Work to be completed:
Reproduce the data that follows in its entirety, character for character.

Records for the exercise:
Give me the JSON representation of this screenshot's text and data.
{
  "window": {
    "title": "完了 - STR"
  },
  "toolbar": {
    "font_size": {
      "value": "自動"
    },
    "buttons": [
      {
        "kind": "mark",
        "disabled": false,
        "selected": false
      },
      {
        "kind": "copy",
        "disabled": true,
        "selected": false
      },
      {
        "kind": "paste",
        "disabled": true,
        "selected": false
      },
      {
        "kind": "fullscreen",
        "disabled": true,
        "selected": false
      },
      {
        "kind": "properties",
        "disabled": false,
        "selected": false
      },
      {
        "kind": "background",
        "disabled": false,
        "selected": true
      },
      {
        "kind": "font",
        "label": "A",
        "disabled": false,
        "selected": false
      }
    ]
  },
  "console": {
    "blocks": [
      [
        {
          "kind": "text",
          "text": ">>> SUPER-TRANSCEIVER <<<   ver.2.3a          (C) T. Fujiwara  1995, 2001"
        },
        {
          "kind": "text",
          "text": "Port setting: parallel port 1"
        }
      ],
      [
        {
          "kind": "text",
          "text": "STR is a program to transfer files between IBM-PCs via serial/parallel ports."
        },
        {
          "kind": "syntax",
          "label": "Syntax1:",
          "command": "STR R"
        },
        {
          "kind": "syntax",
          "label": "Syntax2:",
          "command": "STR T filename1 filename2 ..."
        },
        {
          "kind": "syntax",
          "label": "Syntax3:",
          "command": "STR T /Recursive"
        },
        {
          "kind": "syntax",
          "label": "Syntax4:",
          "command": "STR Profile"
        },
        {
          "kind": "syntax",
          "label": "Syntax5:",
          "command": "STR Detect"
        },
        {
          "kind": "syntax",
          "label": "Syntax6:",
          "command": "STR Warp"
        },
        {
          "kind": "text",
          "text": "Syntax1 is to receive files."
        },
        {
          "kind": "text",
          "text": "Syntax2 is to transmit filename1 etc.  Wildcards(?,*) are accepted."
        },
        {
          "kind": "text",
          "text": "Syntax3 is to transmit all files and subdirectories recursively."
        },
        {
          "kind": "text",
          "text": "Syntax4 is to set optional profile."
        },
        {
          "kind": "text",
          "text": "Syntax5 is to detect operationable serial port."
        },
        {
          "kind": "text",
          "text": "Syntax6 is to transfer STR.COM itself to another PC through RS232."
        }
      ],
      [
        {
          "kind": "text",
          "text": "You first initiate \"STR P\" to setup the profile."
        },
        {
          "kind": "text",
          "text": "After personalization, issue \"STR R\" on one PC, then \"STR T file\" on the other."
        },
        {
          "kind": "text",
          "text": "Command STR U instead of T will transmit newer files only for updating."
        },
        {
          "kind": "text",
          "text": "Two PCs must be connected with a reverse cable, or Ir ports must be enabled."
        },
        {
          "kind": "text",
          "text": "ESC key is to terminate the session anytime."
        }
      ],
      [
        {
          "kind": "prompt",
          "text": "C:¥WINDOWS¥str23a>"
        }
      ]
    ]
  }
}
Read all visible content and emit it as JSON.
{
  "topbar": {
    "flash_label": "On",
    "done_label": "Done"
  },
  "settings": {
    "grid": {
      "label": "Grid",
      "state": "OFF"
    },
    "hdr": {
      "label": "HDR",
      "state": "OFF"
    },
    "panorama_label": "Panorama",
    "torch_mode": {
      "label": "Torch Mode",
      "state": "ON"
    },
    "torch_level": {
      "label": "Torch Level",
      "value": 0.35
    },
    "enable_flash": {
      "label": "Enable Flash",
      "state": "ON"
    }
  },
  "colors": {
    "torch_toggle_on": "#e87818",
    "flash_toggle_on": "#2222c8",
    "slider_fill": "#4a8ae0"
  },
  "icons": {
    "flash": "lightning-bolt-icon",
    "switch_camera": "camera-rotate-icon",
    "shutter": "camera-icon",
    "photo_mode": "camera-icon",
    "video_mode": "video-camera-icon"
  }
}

Response area:
Give me the JSON representation of this screenshot's text and data.
{
  "window": {
    "title": "完了 - STR"
  },
  "toolbar": {
    "font_size": {
      "value": "自動"
    },
    "buttons": [
      {
        "kind": "mark",
        "disabled": false,
        "selected": false
      },
      {
        "kind": "copy",
        "disabled": true,
        "selected": false
      },
      {
        "kind": "paste",
        "disabled": true,
        "selected": false
      },
      {
        "kind": "fullscreen",
        "disabled": true,
        "selected": false
      },
      {
        "kind": "properties",
        "disabled": false,
        "selected": false
      },
      {
        "kind": "background",
        "disabled": false,
        "selected": true
      },
      {
        "kind": "font",
        "label": "A",
        "disabled": false,
        "selected": false
      }
    ]
  },
  "console": {
    "blocks": [
      [
        {
          "kind": "text",
          "text": ">>> SUPER-TRANSCEIVER <<<   ver.2.3a          (C) T. Fujiwara  1995, 2001"
        },
        {
          "kind": "text",
          "text": "Port setting: parallel port 1"
        }
      ],
      [
        {
          "kind": "text",
          "text": "STR is a program to transfer files between IBM-PCs via serial/parallel ports."
        },
        {
          "kind": "syntax",
          "label": "Syntax1:",
          "command": "STR R"
        },
        {
          "kind": "syntax",
          "label": "Syntax2:",
          "command": "STR T filename1 filename2 ..."
        },
        {
          "kind": "syntax",
          "label": "Syntax3:",
          "command": "STR T /Recursive"
        },
        {
          "kind": "syntax",
          "label": "Syntax4:",
          "command": "STR Profile"
        },
        {
          "kind": "syntax",
          "label": "Syntax5:",
          "command": "STR Detect"
        },
        {
          "kind": "syntax",
          "label": "Syntax6:",
          "command": "STR Warp"
        },
        {
          "kind": "text",
          "text": "Syntax1 is to receive files."
        },
        {
          "kind": "text",
          "text": "Syntax2 is to transmit filename1 etc.  Wildcards(?,*) are accepted."
        },
        {
          "kind": "text",
          "text": "Syntax3 is to transmit all files and subdirectories recursively."
        },
        {
          "kind": "text",
          "text": "Syntax4 is to set optional profile."
        },
        {
          "kind": "text",
          "text": "Syntax5 is to detect operationable serial port."
        },
        {
          "kind": "text",
          "text": "Syntax6 is to transfer STR.COM itself to another PC through RS232."
        }
      ],
      [
        {
          "kind": "text",
          "text": "You first initiate \"STR P\" to setup the profile."
        },
        {
          "kind": "text",
          "text": "After personalization, issue \"STR R\" on one PC, then \"STR T file\" on the other."
        },
        {
          "kind": "text",
          "text": "Command STR U instead of T will transmit newer files only for updating."
        },
        {
          "kind": "text",
          "text": "Two PCs must be connected with a reverse cable, or Ir ports must be enabled."
        },
        {
          "kind": "text",
          "text": "ESC key is to terminate the session anytime."
        }
      ],
      [
        {
          "kind": "prompt",
          "text": "C:¥WINDOWS¥str23a>"
        }
      ]
    ]
  }
}
Read all visible content and emit it as JSON.
{
  "topbar": {
    "flash_label": "On",
    "done_label": "Done"
  },
  "settings": {
    "grid": {
      "label": "Grid",
      "state": "OFF"
    },
    "hdr": {
      "label": "HDR",
      "state": "OFF"
    },
    "panorama_label": "Panorama",
    "torch_mode": {
      "label": "Torch Mode",
      "state": "ON"
    },
    "torch_level": {
      "label": "Torch Level",
      "value": 0.35
    },
    "enable_flash": {
      "label": "Enable Flash",
      "state": "ON"
    }
  },
  "colors": {
    "torch_toggle_on": "#e87818",
    "flash_toggle_on": "#2222c8",
    "slider_fill": "#4a8ae0"
  },
  "icons": {
    "flash": "lightning-bolt-icon",
    "switch_camera": "camera-rotate-icon",
    "shutter": "camera-icon",
    "photo_mode": "camera-icon",
    "video_mode": "video-camera-icon"
  }
}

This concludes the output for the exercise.